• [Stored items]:

########

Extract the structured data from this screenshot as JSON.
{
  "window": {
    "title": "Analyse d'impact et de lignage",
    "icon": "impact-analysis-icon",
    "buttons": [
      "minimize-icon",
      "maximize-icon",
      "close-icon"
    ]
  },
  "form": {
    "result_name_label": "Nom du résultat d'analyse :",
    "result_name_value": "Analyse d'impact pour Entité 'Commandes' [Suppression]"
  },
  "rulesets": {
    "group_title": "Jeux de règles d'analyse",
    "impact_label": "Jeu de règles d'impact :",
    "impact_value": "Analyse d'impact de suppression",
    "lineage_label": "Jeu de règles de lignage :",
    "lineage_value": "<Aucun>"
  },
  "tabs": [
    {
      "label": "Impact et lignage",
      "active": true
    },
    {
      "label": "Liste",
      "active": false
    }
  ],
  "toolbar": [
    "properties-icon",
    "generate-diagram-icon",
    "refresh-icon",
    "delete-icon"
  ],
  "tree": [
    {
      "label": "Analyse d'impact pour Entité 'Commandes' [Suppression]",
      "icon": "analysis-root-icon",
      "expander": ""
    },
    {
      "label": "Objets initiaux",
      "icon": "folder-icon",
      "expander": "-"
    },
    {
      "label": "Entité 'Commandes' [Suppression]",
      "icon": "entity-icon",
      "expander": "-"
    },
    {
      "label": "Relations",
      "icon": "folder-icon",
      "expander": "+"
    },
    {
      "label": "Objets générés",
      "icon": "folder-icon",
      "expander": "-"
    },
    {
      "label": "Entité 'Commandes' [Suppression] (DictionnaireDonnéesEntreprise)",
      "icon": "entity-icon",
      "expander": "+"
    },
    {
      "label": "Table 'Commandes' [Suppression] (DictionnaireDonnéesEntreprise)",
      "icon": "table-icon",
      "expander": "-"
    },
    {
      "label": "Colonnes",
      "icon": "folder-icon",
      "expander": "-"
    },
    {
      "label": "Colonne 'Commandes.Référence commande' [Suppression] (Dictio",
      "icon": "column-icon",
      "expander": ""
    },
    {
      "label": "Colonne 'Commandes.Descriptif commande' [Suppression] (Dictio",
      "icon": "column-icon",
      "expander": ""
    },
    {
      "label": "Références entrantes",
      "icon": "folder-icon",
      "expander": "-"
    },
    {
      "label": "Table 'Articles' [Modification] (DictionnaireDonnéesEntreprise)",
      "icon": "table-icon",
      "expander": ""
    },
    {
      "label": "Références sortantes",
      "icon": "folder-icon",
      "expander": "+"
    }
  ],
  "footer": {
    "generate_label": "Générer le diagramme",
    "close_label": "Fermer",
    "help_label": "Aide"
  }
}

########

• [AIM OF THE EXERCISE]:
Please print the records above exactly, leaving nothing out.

• [RESULT OF THE EXERCISE]:
Extract the structured data from this screenshot as JSON.
{
  "window": {
    "title": "Analyse d'impact et de lignage",
    "icon": "impact-analysis-icon",
    "buttons": [
      "minimize-icon",
      "maximize-icon",
      "close-icon"
    ]
  },
  "form": {
    "result_name_label": "Nom du résultat d'analyse :",
    "result_name_value": "Analyse d'impact pour Entité 'Commandes' [Suppression]"
  },
  "rulesets": {
    "group_title": "Jeux de règles d'analyse",
    "impact_label": "Jeu de règles d'impact :",
    "impact_value": "Analyse d'impact de suppression",
    "lineage_label": "Jeu de règles de lignage :",
    "lineage_value": "<Aucun>"
  },
  "tabs": [
    {
      "label": "Impact et lignage",
      "active": true
    },
    {
      "label": "Liste",
      "active": false
    }
  ],
  "toolbar": [
    "properties-icon",
    "generate-diagram-icon",
    "refresh-icon",
    "delete-icon"
  ],
  "tree": [
    {
      "label": "Analyse d'impact pour Entité 'Commandes' [Suppression]",
      "icon": "analysis-root-icon",
      "expander": ""
    },
    {
      "label": "Objets initiaux",
      "icon": "folder-icon",
      "expander": "-"
    },
    {
      "label": "Entité 'Commandes' [Suppression]",
      "icon": "entity-icon",
      "expander": "-"
    },
    {
      "label": "Relations",
      "icon": "folder-icon",
      "expander": "+"
    },
    {
      "label": "Objets générés",
      "icon": "folder-icon",
      "expander": "-"
    },
    {
      "label": "Entité 'Commandes' [Suppression] (DictionnaireDonnéesEntreprise)",
      "icon": "entity-icon",
      "expander": "+"
    },
    {
      "label": "Table 'Commandes' [Suppression] (DictionnaireDonnéesEntreprise)",
      "icon": "table-icon",
      "expander": "-"
    },
    {
      "label": "Colonnes",
      "icon": "folder-icon",
      "expander": "-"
    },
    {
      "label": "Colonne 'Commandes.Référence commande' [Suppression] (Dictio",
      "icon": "column-icon",
      "expander": ""
    },
    {
      "label": "Colonne 'Commandes.Descriptif commande' [Suppression] (Dictio",
      "icon": "column-icon",
      "expander": ""
    },
    {
      "label": "Références entrantes",
      "icon": "folder-icon",
      "expander": "-"
    },
    {
      "label": "Table 'Articles' [Modification] (DictionnaireDonnéesEntreprise)",
      "icon": "table-icon",
      "expander": ""
    },
    {
      "label": "Références sortantes",
      "icon": "folder-icon",
      "expander": "+"
    }
  ],
  "footer": {
    "generate_label": "Générer le diagramme",
    "close_label": "Fermer",
    "help_label": "Aide"
  }
}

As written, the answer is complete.